A group people were lost in the woods. Mike and Rebecca went off to the side to have a conversation about the situation.
"Let me see the map," Rebecca asked Mike.
Mike reached into his pocket and handed her half of a ripped-up map. When Rebecca opened it, it revealed thousands of trails, obstacles and destinations on it.
"Where are we?" Rebecca asked.
"I don't know," Mike said.
"That's ok. Which trail do we want to take?"
"Don't know," Mike said.
"Well, what's our ultimate destination?" Rebecca looked more closely at the map for clues.
"Not sure, but we all agree we want to be somewhere safe." Mike scratched his head.
"How in the world are we going to know how to get where we need to go if we don't know where we are or where we are going?" Rebecca asked.
"That's a great question," Mike responded. "I don't mean to complicate things, but the group is not sure what we should do, either. Karen wants to wait for help, but Bob wants to get moving. John thinks we should seperate. Sarah thinks we need to stick together. You know Jarred, he is just a moron and a jerk. He just keeps yelling at everyone."
"What does Carol think?"
"No one will talk to Carol. She's hoarrding all the food and toilet paper."
"How about we just pick a trail and start walking?"
"We are afraid of what will happen if we start hiking in the wrong direction."
Being lost (physically or mentally) is one of the scariest things a human can experience. In groups, it can be even worse if there is a lack of leadership or unification. It becomes the ultimate stress inducer.

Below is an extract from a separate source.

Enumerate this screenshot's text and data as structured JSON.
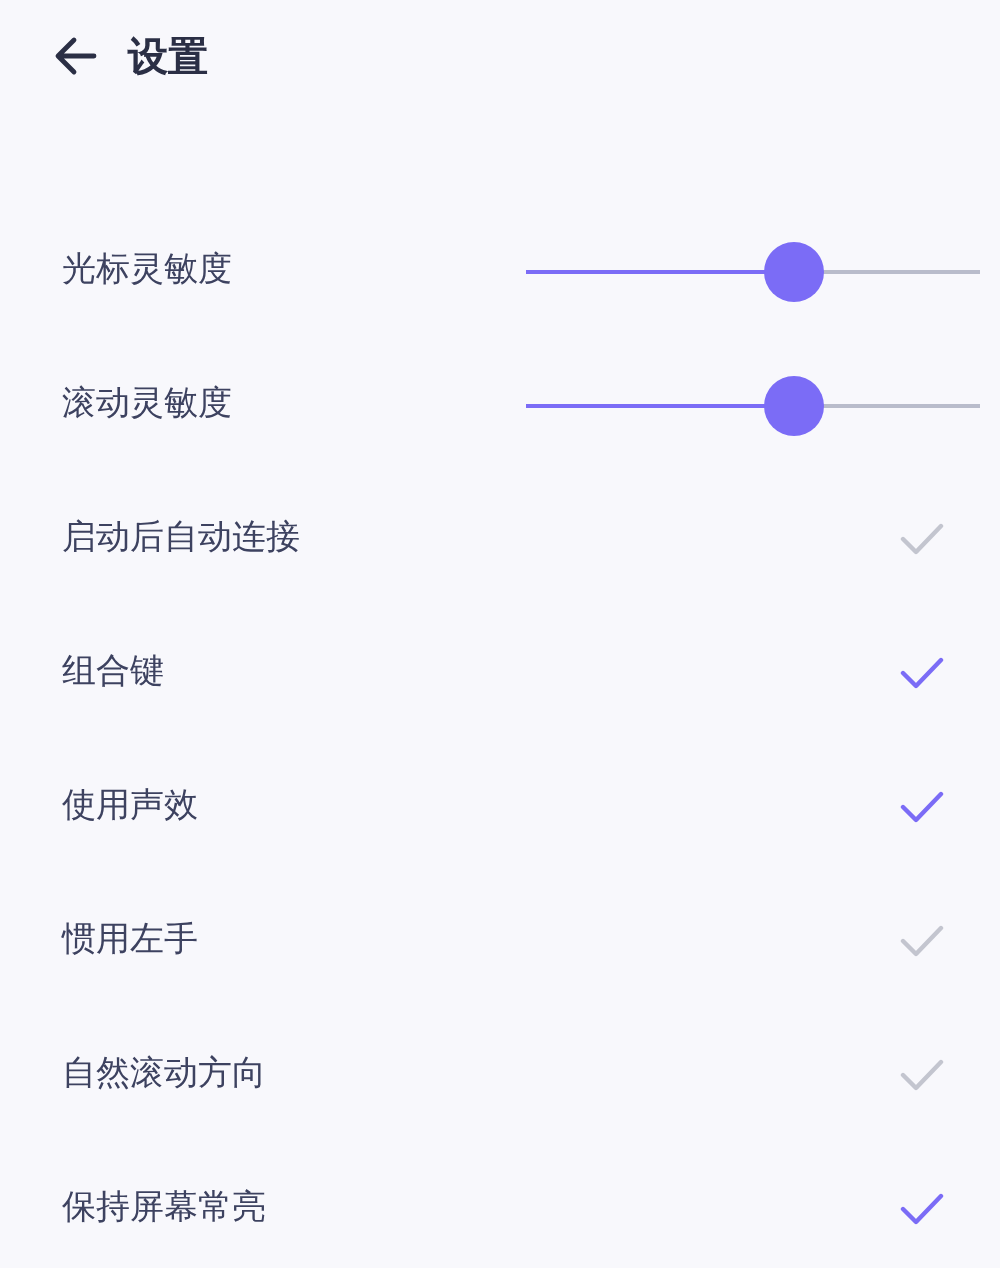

Even before this current pandemic caused all the feelings that bring the worst kind of fear and uncertainty, the modern world was already an extremely stressful place to live in. This is in large part due to chronic worry over whether we are in control, making the right choice, out of the countless choices in front of us, based on the infinite amount of information available to us, any second of the day. Though stress already lurked everywhere, it has been accelerated by our current unprecedented situation, invading our physical, mental, emotional, political, financial, work, family, community, recreational and independent lives (if I missed a category, it's lurking there too). It is a true challenge to humanity and a test to how we, as a society in a very complex world, will respond to a modern crisis unlike anything most of us have ever seen.
Like the group in the woods, we are lost--very lost. We want to make the right choice, but we don't exactly know what that looks like right now; Mike only brought half the map for crying out loud. The information out there is somehow both overwhelmingly too much and not enough. We don't feel in control because we don't have answers; some might act like they do, but they don't. We don't want to simply follow the herd, but we don't want to be left behind if the herd is right. Everyone has different ideas about what might be the best route, but is also scared of what lurks around the corner of whatever trail we choose. The forrest appears to be closing in on us, and whatever path we set out on seems long. We also have to deal with Jarred. And Carol.
But stress can be a good thing when we are able to recognize and understand what it is and why it is here. Stress genetically originates from all of us, as homo sapiens, in our neverending fight to survive. In a simple sense, stress means that we all care. When something unknown threatens our existence, it means we all care a lot. And for most of us, in the end it means we care about coming together to do what we believe is right. This is because we are smart enough to know that we stand a much better chance of surviving if we are together than if we set out alone into the dark unknown (i.e. you are wrong John, you are wrong).
This, of course, is a gift. Though it doesn't always feel that way--currently, it can feel downright terrifying--it is the reason we not only survive, but survive at the top. It is also a great comfort to know that while you are worrying, so am I, and so are all of us, genetically bound to stress out together, for the benefit of each other, when faced with something important. Awareness of this simple fact in and of itself brings some positivity and relief. Know that you are not alone--we are all worrying for community, for our family, and for each other so that we find the right path for all of us, even if we don't quite know what path that is yet.
Rebecca folded the map back up and gave it to Mike. "Well, these woods are too dangerous. We can't just sit around.. We have to pick a direction and keep moving. It will be alright, but we have to stay together."
Practice pointer to try in real life: Don't keep it all pent up inside.Share how you feel with your loved ones and let them share how they feel with you. The more thoughtful conversations you have, the more you will realize the bond we all share as humans. It's not only ok to worry, it's something we are all doing as a natural consequence of how our brains are wired. Taking it one step further, have these conversations with your parents, grandparents, or other older, more experienced people that have seen more than you have. You will learn about similar crisises that they have had to face before you were born or before you could remember. You will learn that though they also worried, society eventually picked a path and got out of it.